4. Food

Folks working in nonprofits generally don’t need a reason to share morning tea and snacks with each other.  Food brings people together, so take advantage of it!

If the weather is nice outside, consider having your fundraising team host a BBQ or picnic. Or have fundraising staff each bring a pie, cookies, or something delicious to put in the lunch room.

The key is to email your organization staff and let them know that the Fundraising Team is doing this, and to come and grab something to eat.

These ideas sound simple, and in many respects they are.  But they are proven ways to educate folks to the importance of fundraising in your organization, remove tension with internal teams, and get you confidently using the “F” word, again.

The Three Practical Empathies


The work of a Fundraiser involves empathy for others.

Empathy for your beneficiaries or cause so you can tell their story.

Empathy for your organization and its programs so you can share about them.

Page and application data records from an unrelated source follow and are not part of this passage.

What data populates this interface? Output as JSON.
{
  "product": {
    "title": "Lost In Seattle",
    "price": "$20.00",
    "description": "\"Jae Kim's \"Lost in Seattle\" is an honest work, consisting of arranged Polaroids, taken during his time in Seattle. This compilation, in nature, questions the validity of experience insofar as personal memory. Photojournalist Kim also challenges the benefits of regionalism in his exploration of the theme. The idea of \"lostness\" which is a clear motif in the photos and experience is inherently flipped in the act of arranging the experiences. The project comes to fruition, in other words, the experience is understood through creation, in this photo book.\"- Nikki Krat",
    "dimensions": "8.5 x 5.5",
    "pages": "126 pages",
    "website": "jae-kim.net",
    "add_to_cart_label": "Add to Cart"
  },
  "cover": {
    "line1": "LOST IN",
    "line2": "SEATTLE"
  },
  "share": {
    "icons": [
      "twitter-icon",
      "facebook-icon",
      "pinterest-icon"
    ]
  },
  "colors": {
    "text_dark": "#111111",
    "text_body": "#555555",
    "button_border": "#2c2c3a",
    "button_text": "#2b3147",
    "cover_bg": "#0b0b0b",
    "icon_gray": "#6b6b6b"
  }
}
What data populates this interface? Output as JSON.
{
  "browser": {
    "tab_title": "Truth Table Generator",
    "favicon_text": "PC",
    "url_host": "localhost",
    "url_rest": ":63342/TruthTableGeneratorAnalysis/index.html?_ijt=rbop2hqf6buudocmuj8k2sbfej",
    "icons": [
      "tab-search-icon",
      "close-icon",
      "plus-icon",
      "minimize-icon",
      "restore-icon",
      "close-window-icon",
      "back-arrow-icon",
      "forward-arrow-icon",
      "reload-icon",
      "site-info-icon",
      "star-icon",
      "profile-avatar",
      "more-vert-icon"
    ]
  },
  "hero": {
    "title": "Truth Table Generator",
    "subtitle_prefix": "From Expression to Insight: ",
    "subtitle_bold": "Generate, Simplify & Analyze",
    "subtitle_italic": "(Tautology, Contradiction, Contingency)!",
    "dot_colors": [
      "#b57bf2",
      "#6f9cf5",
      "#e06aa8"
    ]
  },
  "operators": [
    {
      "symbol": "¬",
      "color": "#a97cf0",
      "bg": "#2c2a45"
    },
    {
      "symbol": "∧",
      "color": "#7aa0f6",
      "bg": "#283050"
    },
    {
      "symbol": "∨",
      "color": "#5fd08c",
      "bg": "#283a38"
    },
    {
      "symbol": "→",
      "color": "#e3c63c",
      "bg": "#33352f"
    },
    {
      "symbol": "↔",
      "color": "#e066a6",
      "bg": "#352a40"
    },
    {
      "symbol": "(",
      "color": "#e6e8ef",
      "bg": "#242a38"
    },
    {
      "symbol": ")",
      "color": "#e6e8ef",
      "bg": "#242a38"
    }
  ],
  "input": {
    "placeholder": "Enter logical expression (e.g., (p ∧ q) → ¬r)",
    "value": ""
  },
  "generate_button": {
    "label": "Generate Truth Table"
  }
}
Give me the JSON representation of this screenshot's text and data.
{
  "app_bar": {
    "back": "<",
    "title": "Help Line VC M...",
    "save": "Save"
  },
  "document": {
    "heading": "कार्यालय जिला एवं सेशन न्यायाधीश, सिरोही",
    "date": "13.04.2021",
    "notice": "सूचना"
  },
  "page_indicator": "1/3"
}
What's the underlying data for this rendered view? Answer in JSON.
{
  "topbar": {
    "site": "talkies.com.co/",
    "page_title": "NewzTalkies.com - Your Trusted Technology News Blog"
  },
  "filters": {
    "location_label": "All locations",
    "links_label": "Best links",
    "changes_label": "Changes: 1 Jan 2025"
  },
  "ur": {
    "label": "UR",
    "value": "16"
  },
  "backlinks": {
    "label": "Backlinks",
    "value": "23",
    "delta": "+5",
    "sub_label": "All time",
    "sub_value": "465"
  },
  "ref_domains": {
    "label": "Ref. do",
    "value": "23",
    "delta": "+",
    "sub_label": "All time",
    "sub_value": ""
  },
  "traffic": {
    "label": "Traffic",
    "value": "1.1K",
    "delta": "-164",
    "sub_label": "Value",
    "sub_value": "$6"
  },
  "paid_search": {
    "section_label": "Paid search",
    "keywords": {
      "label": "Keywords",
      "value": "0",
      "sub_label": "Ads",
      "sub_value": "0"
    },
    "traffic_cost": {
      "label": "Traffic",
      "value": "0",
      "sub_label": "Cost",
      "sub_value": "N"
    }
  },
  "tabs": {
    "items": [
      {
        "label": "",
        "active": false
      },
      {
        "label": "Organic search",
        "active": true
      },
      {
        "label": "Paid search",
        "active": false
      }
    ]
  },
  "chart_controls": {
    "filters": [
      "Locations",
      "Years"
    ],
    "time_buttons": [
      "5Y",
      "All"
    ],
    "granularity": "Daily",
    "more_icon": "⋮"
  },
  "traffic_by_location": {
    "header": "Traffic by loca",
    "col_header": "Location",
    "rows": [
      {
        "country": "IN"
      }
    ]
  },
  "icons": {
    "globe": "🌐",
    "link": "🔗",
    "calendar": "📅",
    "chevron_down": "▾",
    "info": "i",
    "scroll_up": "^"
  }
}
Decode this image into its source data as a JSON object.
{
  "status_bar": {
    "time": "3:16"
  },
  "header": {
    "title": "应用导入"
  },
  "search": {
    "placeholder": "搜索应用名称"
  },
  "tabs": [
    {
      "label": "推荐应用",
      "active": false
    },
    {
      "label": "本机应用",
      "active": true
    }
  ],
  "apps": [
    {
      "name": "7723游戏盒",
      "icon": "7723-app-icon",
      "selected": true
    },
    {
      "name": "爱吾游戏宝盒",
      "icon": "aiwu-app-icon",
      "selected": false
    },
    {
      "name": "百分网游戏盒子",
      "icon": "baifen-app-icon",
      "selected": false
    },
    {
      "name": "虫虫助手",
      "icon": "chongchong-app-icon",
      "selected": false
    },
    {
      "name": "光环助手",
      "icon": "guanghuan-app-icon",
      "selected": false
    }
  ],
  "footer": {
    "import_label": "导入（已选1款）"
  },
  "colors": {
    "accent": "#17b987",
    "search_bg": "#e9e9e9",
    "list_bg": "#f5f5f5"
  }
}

Most nonprofits are full of empathy… but they often miss empathy in three key places…

Empathy for Donors

Practical empathy in fundraising allows you to give a gift to donors by ‘crossing the gap’ to their level of understanding.

To understand what it’s like to be in a donor’s chair.  To know what she knows.  To know what she doesn’t know.  And speak to her in language she understands, at a level of knowledge that makes sense to her. 

That’s empathy for donors.  (Which is helpful, because fundraising is for donors, not for internal stakeholders.)

But the problem with fundraising that’s empathetic to donors is that internal stakeholders don’t prefer it.

Empathy for Internal Stakeholders from Fundraisers

Another necessary practical empathy is from Fundraisers towards internal stakeholders who don’t understand as much about fundraising as Fundraisers do.

Because when you create fundraising that’s empathetic to donors, it’s often not liked by internal audiences.

For instance, program staff, board members and executive leadership often don’t understand that:

  1. While internal conversations are (and should be) full of industry jargon, fundraising communications should avoid jargon because most of your donors don’t know what it means.  But internal stakeholders prefer jargon because its accuracy is helpful to them.
  2. Direct response fundraising is different than interpersonal communication.  While a 1-to-1 conversation might wander around to establish relationship and common ground, a direct response e-appeal needs to get to the point immediately.  But internal stakeholders aren’t usually familiar with direct response best-practices and – reasonably – would never use them themselves.
  3. While a grant application might detail the finer points of your organization’s programs and approach, the average reader of an appeal letter isn’t interested in those details.  But internal stakeholders know those details make your organization effective!  To not include them in an appeal feels wrong.

But internal stakeholders weren’t trained in direct response or any other types of fundraising.  Empathy is needed to understand the concerns of internal stakeholders, to speak directly to their concerns, to help them understand what you’re doing with a generous spirit and solid explanation.  Share your knowledge.

Empathy From Internal Stakeholders Towards Donors

The final necessary practical empathy is from internal stakeholders towards donors.

In my experience, the best approach is for Fundraisers to help Board and Staff through the same transformation you went through when you learned to cross the gap

Share with Board and Staff that the same empathy they use to understand your beneficiaries can (and should) be used to understand your donors.  For example, your organization is effective because it understands the problem you’re working on, meets it where it is today, and creates small, practical steps to make things better.

Great fundraising uses the same approach: understanding the donors, meeting them where they are today, and creating small, practical next steps donors can take to make things better. 

Embracing the three empathies is often what unlocks an organization’s fundraising potential. 

Which helps an organization help its beneficiaries even more.